Cindy Pawlcyn's Go Fish Goes Pan-Med as Brassica

Cindy Pawlcyn's Go Fish Goes Pan-Med as Brassica
Cindy Pawlcyn's Go Fish Goes Pan-Med as Brassica

Arthur Bovino

Cindy Pawlcyn's Go Fish Goes Pan-Med as Brassica

In the 28-odd years Cindy Pawlcyn has spent as a chef and restaurateur in California wine country, she's seen lots of change. Case in point: The restaurant garden trend. "We've been doing that for years," she noted, laughing. "I planted the garden at Mustard's in 1983 and now it’s cool." But some of the biggest changes she's witnessed lately, she participated in. Palcwyn completely changed the concept at Go Fish, her St. Helena sushi restaurant, transforming it into the Mediterranean Brassica.

Click here for the Go Fish Goes Pan-Med as Brassica Slideshow.

Last November, Pawlcyn was selected as culinary director for the Monterey Bay Aquarium. As she explained during a conversation at Brassica (after inviting The Daily Meal into the restaurant to check out what they're doing), sustainability has always been important to her. However, her new affiliation created an urgent need to reevaluate the sustainability of food served at Go Fish. "Ken Tominaga, our sushi chef, was great," chef Pawlcyn explained. "He was willing to change at first, but he's very Japanese, born and raised in Japan, and to him, sushi means certain things. California sushi just makes his hair curl. You know how that is." They tried to make changes, but it didn't work. "So, we're friends," said Pawlcyn.

Between the sushi kitchen interrupting kitchen flow, people's aversion to doing sushi parties at the restaurant ("even though every party we ever sold had tons of sushi on it," Pawlcyn noted), the chef said Go Fish never really worked. "It was making a little bit of money," she explained with a chuckle. "It paid for itself and gave us $3 some years." In the end, she concluded that when it comes to sushi restaurants, the smaller and more intimate, the better. "This is not a small restaurant, this is a huge place."

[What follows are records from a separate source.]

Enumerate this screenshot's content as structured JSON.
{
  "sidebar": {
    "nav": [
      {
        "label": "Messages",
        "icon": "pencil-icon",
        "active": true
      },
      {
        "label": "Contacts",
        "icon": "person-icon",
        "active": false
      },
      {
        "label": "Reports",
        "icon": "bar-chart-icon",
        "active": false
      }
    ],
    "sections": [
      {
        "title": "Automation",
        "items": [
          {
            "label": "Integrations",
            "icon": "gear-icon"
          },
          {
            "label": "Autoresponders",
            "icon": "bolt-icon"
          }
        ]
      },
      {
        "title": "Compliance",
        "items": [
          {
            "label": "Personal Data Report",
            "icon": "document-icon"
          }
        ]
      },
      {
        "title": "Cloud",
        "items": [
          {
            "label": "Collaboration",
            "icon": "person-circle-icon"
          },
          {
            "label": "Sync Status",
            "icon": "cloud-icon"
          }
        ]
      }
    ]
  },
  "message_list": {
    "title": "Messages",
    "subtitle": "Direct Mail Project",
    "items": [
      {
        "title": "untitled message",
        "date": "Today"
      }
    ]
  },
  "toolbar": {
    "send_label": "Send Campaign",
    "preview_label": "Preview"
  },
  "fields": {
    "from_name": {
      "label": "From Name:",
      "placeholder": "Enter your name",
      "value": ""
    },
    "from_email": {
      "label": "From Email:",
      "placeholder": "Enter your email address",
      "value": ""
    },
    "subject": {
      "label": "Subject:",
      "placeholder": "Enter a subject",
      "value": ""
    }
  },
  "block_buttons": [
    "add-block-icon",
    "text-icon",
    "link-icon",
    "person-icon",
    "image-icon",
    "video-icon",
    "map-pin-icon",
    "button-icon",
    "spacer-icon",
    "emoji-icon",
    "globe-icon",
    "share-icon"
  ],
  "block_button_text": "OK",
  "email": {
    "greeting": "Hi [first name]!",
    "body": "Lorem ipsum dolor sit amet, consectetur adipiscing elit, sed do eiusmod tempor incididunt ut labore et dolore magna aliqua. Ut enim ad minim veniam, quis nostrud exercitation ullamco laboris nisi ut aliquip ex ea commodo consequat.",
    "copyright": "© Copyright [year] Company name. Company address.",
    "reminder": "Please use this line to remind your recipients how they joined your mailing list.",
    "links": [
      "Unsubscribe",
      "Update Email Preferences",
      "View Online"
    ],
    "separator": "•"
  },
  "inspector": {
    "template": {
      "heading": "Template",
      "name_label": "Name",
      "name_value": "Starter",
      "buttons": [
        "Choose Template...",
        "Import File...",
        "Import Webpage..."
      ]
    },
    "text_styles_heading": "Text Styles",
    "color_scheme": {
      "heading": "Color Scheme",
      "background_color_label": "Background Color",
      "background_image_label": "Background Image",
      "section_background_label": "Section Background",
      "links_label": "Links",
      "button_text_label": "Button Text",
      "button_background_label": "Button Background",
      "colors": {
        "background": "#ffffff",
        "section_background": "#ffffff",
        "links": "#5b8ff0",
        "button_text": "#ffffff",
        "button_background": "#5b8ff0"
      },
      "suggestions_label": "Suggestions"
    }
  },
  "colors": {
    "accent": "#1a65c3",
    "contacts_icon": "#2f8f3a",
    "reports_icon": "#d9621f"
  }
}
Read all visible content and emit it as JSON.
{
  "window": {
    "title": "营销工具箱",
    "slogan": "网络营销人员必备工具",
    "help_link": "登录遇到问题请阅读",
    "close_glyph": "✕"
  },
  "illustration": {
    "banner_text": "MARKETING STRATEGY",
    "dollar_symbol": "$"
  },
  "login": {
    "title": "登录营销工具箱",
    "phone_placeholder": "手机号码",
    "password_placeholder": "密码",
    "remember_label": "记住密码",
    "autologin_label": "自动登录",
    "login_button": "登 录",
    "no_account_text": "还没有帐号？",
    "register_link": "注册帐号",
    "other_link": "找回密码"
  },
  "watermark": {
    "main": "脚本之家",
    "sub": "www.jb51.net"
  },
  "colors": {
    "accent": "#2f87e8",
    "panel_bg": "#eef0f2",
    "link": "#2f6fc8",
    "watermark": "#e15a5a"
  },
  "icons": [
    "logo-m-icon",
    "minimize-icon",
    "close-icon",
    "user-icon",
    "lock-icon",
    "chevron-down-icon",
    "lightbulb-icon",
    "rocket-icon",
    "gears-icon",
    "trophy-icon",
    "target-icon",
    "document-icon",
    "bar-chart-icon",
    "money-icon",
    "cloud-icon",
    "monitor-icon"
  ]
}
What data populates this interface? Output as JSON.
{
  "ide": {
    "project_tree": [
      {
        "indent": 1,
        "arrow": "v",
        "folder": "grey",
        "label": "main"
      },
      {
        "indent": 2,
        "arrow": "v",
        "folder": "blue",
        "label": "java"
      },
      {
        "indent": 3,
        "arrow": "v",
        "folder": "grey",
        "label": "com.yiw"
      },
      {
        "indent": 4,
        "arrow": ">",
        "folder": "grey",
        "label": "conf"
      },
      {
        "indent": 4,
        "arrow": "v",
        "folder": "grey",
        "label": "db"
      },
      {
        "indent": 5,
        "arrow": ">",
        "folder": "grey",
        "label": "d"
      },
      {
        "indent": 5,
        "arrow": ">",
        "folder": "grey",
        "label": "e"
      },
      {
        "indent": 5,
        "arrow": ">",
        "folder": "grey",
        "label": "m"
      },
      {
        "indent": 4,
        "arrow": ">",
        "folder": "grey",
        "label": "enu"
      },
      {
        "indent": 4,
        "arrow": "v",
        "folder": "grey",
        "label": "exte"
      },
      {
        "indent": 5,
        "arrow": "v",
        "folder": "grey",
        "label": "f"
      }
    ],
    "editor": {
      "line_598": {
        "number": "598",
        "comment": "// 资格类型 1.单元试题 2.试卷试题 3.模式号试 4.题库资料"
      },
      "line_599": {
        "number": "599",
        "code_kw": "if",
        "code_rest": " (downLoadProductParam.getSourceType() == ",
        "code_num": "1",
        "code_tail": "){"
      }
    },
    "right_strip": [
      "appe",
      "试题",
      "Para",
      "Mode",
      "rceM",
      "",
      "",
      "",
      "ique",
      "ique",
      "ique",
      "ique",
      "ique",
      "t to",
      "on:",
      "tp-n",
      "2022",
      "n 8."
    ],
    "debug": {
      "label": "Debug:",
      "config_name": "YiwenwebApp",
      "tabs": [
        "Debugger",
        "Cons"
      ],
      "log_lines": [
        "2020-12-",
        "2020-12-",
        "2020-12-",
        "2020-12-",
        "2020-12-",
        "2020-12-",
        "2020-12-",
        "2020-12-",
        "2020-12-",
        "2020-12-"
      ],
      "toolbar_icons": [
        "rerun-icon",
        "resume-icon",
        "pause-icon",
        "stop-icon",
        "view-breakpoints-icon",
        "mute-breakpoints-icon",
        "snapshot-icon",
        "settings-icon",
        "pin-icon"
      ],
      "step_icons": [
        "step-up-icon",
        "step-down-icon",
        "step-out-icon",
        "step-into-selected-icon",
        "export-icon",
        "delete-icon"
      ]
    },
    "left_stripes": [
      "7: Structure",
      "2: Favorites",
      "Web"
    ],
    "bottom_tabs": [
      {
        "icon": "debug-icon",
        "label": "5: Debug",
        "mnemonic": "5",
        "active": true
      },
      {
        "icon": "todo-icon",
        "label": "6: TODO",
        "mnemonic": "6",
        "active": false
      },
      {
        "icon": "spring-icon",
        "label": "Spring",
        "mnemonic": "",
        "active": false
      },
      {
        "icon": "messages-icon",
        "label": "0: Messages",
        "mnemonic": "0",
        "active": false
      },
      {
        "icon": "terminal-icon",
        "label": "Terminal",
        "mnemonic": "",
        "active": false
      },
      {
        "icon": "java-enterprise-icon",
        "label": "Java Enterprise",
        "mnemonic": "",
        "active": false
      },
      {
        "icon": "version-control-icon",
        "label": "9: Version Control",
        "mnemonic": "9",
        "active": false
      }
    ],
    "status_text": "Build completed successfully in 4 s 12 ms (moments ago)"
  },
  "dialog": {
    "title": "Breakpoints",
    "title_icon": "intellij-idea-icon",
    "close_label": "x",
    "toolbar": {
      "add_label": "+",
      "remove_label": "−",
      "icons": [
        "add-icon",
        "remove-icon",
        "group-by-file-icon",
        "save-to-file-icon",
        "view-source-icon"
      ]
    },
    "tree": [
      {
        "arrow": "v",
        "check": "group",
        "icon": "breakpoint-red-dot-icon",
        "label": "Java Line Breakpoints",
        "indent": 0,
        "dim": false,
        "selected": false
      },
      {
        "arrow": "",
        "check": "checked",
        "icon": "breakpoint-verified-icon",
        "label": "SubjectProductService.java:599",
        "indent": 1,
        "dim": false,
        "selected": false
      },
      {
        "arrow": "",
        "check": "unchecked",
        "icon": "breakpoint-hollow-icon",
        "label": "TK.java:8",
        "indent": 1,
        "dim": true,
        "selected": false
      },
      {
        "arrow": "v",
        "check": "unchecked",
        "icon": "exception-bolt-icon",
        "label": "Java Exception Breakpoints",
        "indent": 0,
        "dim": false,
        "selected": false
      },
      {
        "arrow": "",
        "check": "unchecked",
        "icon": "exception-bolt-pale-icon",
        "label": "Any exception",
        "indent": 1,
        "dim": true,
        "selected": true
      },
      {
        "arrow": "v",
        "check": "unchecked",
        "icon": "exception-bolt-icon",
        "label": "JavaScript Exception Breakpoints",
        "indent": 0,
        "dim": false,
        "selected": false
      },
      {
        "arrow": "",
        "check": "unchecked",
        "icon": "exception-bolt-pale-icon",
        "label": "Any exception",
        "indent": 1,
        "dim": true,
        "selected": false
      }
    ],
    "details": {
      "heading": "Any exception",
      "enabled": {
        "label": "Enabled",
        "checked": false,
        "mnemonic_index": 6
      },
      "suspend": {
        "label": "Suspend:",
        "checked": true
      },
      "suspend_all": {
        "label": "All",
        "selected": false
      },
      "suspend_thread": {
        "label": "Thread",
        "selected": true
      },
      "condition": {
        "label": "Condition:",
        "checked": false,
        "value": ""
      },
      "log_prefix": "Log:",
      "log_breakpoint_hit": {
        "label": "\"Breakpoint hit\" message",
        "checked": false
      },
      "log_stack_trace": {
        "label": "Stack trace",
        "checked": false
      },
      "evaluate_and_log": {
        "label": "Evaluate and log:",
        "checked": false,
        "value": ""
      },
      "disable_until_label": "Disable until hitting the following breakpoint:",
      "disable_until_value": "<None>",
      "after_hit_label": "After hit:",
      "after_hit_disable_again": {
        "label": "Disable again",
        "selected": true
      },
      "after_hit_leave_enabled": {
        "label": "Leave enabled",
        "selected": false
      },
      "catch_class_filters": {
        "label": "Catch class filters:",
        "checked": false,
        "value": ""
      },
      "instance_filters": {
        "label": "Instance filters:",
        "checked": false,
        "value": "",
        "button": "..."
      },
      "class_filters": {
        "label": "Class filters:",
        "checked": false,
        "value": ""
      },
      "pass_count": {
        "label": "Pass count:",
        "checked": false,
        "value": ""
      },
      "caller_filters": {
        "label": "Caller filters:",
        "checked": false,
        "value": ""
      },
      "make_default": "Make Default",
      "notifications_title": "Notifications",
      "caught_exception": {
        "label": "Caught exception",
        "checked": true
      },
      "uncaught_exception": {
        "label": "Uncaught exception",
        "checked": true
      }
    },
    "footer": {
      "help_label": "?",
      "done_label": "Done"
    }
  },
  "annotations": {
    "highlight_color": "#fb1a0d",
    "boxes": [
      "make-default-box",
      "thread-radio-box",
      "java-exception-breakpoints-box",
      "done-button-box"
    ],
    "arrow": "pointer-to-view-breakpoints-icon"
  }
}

Out went the sushi kitchen. In came Mediterranean, a cuisine Cindy noted there's a dearth of in the area. The restaurant closed for renovations for just two days so they could retain the staff. And with a new philosophy, Brassica was born, its appellation a nod to Cindy's original restaurant, Mustard's, which was named for Brassica nigra, the yellow mustard that carpets Napa's vineyards.

"We're working with cuisines from around the Mediterranean, which executive chef Darren McRonald is excited about because he's passionate about Italian and French," Pawlcyn explained. "So I've started bringing in things from Turkey, Tunisia, and Morocco, and we've been playing with them for the last couple of years at the supper clubs at Cindy's and those are some of our favorite dishes to work on. We felt it's a wine-friendly region of the world, even though part of that region doesn't drink wine, doesn't drink at all, grapes grow there and the foods of that region go well with wine and that's what people come to the Napa Valley for."

On the menu? Appetizers span the region. Under the category, "From Tapas to Mezze" are hummus and stuffed zucchini blossoms, baba ghanoush and also papas bravas, grilled lamb, and whole sardines ("I can hardly keep them in-house. I have died and went to heaven. Oh my god, people are eating sardines!"). One standout is grilled haloumi, a simple, expert preparation with Greek oregano, chile flakes, and garlic. The oil in which it's prepared helps it retain the just-cooked texture much longer than it usually does. A tomato and lemon cucumber salad with feta takes advantage of tomatoes from Cindy's own garden for a refreshing effect.

 

Eggplant fries should quickly become a signature dish at Brassica.

But the most interesting appetizer is the eggplant fries — a cool take on something you might not have thought would work. Crispy outside, creamy inside, these thick strips of skin-on eggplant are cut like thick fries. "You soak them for two hours in salted ice water, and it has to be ice water," chef Pawlcyn noted. "We tried regular water and it didn't work. Ice water does something to keep them crisp. And it draws out all the bitterness. Then you drain them really well and roll them in seasoned rice flour. So they're great because gluten-free people can have them." They're then fried in canola oil and served with za'atar and spiced yoghurt for dipping. The fries have to be considered one of the new menu's most fun dishes and they'll undoubtedly be one of Brassica's most popular appetizers.

Larger plates take a similar far-flung approach. There's a chanterelle, pancetta, and thyme pizza (gluten-free also); baked Bolognese; and leek and pancetta risotto with fried egg. There's also a shockingly comforting coriander- and thyme-braised rabbit with fresh pappardelle. Think of the best chicken noodle soup you've ever had, but with more luxurious pasta and reinterpreted with rabbit and you get the idea.